Citation: Lønborg C, Baltar F, Carreira C and Morán XAG (2019) Dissolved Organic Carbon Source Influences Tropical Coastal Heterotrophic Bacterioplankton Response to Experimental Warming. Front. Microbiol. 10:2807. doi: 10.3389/fmicb.2019.02807

Received: 29 August 2019; Accepted: 19 November 2019;
Published: 05 December 2019.

Edited by:

Maria Montserrat Sala, Institute of Marine Sciences (CSIS), Spain

Reviewed by:

Begoña Ayo, UPV/EHU, Spain
Carol Arnosti, University of North Carolina at Chapel Hill, United States

Copyright © 2019 Lønborg, Baltar, Carreira and Morán. This is an open-access article distributed under the terms of the Creative Commons Attribution License (CC BY). The use, distribution or reproduction in other forums is permitted, provided the original author(s) and the copyright owner(s) are credited and that the original publication in this journal is cited, in accordance with accepted academic practice. No use, distribution or reproduction is permitted which does not comply with these terms.

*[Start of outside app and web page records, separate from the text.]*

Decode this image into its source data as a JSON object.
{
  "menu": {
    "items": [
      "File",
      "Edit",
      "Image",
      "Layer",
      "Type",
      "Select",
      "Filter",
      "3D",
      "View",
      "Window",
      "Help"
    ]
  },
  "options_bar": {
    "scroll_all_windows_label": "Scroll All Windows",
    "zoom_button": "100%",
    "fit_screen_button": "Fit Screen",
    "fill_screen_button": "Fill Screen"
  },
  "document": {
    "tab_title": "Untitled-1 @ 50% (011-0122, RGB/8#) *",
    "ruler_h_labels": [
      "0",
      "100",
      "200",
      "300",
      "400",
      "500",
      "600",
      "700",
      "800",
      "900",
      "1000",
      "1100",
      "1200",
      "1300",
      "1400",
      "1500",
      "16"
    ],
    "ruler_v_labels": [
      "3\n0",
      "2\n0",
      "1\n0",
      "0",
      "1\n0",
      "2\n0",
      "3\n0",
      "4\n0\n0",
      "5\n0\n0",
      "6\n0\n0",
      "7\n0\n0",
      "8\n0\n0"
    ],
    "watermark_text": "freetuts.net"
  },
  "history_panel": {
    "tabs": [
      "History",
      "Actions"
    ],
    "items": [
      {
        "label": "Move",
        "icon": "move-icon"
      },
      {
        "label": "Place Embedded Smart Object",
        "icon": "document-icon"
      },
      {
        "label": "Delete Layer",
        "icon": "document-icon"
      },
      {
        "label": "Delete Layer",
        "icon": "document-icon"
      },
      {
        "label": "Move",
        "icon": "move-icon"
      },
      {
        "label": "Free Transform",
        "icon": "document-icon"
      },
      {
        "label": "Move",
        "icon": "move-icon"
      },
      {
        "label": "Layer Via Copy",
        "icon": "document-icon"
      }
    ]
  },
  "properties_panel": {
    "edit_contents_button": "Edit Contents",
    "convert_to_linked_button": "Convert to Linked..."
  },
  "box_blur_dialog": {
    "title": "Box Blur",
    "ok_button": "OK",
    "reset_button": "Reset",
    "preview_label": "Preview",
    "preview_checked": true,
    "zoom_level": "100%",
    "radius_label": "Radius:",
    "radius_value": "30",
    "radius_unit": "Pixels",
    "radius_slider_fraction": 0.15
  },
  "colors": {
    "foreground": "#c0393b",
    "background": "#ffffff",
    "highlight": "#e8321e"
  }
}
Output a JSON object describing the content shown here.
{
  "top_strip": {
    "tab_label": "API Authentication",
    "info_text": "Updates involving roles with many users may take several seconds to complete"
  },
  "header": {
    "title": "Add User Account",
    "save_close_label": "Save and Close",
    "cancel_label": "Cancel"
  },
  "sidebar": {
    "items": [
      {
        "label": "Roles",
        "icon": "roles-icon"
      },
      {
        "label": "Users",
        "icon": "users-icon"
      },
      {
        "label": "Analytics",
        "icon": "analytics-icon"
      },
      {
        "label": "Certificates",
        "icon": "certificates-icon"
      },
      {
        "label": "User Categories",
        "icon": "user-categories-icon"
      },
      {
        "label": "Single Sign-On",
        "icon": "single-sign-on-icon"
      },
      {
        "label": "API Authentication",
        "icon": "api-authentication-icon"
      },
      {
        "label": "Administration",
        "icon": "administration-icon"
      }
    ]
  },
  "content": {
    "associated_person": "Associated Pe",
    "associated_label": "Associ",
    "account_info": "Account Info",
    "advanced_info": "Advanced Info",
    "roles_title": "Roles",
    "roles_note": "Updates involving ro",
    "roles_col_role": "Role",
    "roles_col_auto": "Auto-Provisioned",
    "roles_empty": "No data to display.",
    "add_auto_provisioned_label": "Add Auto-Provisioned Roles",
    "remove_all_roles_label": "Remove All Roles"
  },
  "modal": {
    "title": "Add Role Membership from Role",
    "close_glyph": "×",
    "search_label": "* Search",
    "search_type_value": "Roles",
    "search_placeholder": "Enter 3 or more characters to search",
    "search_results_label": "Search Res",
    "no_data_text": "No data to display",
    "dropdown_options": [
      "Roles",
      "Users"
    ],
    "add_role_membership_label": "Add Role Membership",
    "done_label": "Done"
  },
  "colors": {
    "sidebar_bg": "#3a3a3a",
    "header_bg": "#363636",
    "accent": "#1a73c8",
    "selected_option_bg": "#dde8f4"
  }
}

*Correspondence: Christian Lønborg, clonborg@gmail.com